Mira Str.40-2, 222307, Molodechno Belarus
Abstract: This article presents the results of radio observations made in December 2022.
The observations were carried out at a private astronomical observatory near the town of Molodechno (Belarus) at the place of Polyani.

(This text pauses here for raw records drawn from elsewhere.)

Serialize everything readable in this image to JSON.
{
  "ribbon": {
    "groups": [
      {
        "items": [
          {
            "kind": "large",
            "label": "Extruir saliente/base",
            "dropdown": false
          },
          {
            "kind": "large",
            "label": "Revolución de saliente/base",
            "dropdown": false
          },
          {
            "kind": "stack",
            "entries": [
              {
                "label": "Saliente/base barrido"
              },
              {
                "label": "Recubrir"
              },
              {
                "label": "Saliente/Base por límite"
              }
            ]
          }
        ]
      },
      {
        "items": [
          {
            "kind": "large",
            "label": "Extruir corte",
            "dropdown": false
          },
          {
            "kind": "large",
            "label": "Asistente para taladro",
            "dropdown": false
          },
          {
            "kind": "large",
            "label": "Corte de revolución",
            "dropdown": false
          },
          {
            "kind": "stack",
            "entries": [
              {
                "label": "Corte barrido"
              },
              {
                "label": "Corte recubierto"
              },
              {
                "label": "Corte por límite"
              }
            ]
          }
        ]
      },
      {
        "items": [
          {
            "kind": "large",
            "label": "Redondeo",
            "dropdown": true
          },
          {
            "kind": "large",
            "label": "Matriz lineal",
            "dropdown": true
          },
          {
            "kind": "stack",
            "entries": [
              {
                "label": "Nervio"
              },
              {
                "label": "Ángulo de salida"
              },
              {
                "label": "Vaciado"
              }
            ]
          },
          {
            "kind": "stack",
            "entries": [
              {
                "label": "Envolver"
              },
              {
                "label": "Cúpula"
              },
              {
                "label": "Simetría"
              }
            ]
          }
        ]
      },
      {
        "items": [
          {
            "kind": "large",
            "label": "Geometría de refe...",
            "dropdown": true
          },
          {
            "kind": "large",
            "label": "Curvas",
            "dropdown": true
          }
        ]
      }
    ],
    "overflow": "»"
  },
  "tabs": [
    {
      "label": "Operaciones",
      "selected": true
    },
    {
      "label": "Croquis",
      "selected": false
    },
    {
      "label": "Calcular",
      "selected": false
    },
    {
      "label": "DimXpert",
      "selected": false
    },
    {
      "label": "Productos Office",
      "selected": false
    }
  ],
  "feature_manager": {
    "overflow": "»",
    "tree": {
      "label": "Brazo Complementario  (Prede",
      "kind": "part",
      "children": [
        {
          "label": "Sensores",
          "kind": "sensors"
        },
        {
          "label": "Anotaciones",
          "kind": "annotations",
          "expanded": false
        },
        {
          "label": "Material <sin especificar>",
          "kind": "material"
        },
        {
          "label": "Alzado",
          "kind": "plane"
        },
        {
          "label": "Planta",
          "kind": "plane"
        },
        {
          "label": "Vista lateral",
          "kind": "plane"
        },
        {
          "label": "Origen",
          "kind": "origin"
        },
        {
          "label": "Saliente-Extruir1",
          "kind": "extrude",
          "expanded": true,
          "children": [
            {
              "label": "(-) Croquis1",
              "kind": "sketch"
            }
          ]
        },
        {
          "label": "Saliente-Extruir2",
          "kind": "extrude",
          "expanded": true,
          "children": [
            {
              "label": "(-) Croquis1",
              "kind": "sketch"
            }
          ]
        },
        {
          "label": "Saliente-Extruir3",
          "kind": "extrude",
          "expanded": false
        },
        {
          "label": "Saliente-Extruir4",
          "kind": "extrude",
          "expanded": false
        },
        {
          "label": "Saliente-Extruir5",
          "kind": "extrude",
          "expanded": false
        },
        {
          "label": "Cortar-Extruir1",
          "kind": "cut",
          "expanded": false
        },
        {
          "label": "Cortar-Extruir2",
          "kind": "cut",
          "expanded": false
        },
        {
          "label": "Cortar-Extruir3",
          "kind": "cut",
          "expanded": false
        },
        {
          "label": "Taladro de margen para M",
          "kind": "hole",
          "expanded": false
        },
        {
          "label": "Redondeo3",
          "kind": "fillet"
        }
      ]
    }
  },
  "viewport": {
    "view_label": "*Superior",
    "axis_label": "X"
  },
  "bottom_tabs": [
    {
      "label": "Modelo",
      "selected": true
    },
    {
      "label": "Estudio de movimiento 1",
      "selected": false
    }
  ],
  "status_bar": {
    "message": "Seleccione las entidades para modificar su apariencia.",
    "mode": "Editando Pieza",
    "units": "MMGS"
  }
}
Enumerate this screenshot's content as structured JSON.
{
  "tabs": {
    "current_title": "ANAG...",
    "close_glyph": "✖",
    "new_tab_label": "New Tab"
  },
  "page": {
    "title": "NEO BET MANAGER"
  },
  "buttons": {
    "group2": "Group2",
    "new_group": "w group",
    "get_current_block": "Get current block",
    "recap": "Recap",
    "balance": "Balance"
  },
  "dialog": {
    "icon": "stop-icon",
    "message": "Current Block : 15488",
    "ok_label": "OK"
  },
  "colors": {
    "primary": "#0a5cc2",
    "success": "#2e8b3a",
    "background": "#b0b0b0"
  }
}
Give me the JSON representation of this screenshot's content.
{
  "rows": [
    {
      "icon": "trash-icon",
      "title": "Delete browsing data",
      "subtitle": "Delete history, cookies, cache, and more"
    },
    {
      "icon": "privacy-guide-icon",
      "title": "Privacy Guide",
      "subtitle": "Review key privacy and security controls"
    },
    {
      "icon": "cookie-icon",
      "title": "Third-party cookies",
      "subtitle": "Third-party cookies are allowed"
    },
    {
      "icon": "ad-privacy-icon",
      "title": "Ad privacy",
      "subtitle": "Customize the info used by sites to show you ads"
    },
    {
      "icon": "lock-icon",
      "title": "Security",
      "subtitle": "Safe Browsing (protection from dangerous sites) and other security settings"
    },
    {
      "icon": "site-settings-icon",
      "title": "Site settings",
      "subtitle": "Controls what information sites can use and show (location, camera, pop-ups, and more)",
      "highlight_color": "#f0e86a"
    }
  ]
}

A 5 element-antenna directed to the west was used, a car FM-receiver was connected to a laptop with as processor an Intel Atom CPU N2600 (1.6 GHz). The software to detect signals is Metan (author – Carol from Poland). Observations are made on the operating frequency 88.6 MHz (the FM radio station near Paris broadcasts on this frequency). The “France Culture” radio broadcast transmitter (100 kW) I use is at about 1550 km from my observatory which has been renewed in 1997. In December, I began experiments to increase the sensitivity of the radio meteor installation (increasing the sensitivity of the Metan software by reducing the trigger for weak meteor signals). The purpose of the experiment is to obtain hourly numbers of meteoric signals comparable to the hourly numbers obtained by listening to the radio airwaves.
Counting radio echoes on 88.6 MHz
In order to save observation time and to increase the efficiency of counting the radio meteor echoes in order to obtain a more complete observation series, I made a modification to the method with the introduction of a definition of a “synthetic” hourly rate numbers (see Figure 1).
Listening to the radio signals for 10 minutes with an extrapolation of the data to 1 hour was done about 3 to 5 times a day. This was done in order to control the level of the hourly rates as well as to distinguish between periods of tropospheric passage and other natural radio interference. The total effective counting time was 145 synthetic hours.
The Geminid peak occurred on the morning of December 14 around 6h to7h UT with hourly numbers at 440 signals per hour at solar longitude 261.894-261.936, i.e., earlier than the traditional peak at solar longitude 262.2° ( (13:14 UT).
The maximum hourly numbers for the Ursids (URS, #0015) were reached in the morning of December 22 around 9h UT (solar longitude ~270.163°) at 110 signals per hour. At the traditional maximum, around 21:39h UT (solar longitude 270.7°), hourly numbers with 60–70 signals per hour were recorded.
In order to quickly search for signals of the radio fireballs, the program SpectrumLab was running in parallel to the Metan program. Screenshots were saved every 10 minutes. The search for fireball events was performed visually by viewing many thousands of screenshots obtained over a month.
For the selection of fireballs, I selected the longest phenomena (wide bands on spectrograms more than 10 seconds). Then each event was viewed by the log files of the program Metan. However, because of the experiment with increasing the sensitivity of the program, not all log files were good or even some did not exist (if a radio signal is detected and at this point the program should save its log file, it could happen that it may not be saved. This is one of the unpleasant features of this software).
Figure 2 shows the daily activity of the fireball radio signals. Figure 3-5 displays one of the fireball radio echoes.
I would like to thank Sergey Dubrovsky for the software he developed for data analysis and processing of radio observations (software Rameda). I thank Carol from Poland for the Metan software. Thanks to Paul Roggemans for his help in the lay-out and the correction of this article.
Rendtel J. (2022). “Meteor Shower Calendar”. IMO.